• _What you have to do_
Copy all lines below containing "None".

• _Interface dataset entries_
• • • • • • •

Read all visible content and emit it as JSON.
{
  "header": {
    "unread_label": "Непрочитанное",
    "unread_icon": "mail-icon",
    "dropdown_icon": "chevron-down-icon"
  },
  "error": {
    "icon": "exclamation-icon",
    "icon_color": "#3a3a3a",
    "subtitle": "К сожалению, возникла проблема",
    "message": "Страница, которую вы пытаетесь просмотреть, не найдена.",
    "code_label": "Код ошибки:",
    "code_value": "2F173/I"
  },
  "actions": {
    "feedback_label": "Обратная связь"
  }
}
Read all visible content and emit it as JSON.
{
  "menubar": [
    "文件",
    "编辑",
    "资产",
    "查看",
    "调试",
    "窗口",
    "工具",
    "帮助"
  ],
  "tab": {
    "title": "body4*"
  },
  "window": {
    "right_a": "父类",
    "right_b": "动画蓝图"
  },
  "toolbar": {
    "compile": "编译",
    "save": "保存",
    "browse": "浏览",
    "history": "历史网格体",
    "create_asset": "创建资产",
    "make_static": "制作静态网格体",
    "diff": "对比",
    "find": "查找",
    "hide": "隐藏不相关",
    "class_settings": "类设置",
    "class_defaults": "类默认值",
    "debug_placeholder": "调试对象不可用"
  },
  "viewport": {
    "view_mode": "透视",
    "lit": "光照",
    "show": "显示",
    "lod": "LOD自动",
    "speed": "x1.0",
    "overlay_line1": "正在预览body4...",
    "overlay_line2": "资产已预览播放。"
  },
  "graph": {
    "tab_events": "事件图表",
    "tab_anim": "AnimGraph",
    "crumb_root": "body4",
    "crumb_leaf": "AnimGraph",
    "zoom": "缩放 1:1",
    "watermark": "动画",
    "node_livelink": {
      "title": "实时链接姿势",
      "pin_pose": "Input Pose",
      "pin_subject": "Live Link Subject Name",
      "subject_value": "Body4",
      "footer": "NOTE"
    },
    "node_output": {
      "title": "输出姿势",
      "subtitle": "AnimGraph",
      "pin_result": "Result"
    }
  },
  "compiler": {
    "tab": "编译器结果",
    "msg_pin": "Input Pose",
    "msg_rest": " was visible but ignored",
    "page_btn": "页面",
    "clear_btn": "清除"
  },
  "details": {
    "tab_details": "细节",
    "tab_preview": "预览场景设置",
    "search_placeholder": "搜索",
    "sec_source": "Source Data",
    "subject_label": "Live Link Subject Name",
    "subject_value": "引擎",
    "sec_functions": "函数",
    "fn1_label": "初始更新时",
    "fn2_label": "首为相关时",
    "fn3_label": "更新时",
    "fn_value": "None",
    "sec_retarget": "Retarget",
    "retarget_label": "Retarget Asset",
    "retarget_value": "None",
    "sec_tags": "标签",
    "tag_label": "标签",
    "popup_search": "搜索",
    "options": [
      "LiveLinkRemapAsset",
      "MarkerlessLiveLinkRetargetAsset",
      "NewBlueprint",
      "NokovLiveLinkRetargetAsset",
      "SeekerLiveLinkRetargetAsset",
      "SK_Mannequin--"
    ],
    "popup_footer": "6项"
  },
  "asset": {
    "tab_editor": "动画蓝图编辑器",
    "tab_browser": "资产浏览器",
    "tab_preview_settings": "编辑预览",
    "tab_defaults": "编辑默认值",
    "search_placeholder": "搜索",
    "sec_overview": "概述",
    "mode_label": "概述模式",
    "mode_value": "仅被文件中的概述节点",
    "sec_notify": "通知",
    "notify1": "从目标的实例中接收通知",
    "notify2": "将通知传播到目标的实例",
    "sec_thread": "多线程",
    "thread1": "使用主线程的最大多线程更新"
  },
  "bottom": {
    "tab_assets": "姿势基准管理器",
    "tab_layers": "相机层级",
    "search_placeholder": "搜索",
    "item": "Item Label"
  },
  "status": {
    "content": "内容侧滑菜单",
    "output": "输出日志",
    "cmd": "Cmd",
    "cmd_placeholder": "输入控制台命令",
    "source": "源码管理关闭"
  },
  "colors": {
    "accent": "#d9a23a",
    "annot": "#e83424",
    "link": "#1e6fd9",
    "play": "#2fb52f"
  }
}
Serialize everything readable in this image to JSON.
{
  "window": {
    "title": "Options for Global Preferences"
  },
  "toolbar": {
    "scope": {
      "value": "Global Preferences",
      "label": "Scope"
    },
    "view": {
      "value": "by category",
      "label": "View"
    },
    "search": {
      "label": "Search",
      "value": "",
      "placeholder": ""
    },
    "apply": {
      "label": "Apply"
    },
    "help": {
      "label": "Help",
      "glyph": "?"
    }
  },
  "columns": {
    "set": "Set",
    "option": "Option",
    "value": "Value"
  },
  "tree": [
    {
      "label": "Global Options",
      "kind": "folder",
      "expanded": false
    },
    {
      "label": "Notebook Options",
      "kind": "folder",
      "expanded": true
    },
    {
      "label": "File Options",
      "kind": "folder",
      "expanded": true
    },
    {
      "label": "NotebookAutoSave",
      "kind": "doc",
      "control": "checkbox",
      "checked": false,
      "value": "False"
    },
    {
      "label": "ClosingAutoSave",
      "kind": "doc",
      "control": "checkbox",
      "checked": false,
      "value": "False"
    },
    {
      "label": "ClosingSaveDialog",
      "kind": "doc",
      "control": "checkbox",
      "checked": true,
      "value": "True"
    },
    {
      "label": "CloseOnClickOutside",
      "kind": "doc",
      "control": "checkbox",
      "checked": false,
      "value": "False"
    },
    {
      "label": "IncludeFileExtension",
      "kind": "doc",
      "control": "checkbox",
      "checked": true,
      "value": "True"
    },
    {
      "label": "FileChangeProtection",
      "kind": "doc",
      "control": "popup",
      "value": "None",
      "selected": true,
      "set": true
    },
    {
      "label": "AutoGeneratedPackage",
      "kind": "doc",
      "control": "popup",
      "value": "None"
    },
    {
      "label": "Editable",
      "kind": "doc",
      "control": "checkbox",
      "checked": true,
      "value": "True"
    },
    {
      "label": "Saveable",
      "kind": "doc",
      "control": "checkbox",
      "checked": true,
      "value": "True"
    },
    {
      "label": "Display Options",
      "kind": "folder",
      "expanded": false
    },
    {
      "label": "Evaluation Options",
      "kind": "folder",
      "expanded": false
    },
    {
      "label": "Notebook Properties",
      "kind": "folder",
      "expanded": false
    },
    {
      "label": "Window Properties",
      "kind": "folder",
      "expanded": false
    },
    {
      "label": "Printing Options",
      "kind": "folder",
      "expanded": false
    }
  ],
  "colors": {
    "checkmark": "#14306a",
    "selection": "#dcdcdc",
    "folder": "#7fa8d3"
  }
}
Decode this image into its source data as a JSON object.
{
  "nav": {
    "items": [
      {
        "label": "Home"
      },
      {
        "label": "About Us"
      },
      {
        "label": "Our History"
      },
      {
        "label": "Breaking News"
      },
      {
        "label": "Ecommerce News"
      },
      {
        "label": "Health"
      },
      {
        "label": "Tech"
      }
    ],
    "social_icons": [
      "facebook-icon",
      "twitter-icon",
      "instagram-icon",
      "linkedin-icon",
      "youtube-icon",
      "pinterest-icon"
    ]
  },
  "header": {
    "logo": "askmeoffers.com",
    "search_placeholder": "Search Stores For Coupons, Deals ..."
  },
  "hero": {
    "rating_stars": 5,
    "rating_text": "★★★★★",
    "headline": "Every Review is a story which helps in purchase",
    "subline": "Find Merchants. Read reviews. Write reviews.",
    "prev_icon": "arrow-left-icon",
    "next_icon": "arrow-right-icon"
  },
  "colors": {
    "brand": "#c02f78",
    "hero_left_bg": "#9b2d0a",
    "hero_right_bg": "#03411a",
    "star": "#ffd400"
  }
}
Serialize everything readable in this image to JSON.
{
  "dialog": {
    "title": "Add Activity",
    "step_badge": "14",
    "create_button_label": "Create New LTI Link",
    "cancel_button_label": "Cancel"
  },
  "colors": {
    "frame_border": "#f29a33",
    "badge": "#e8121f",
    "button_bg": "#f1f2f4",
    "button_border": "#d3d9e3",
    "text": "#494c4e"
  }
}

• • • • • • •

• _Written answer_
    "fn_value": "None",
    "retarget_value": "None",
      "value": "None",
      "value": "None"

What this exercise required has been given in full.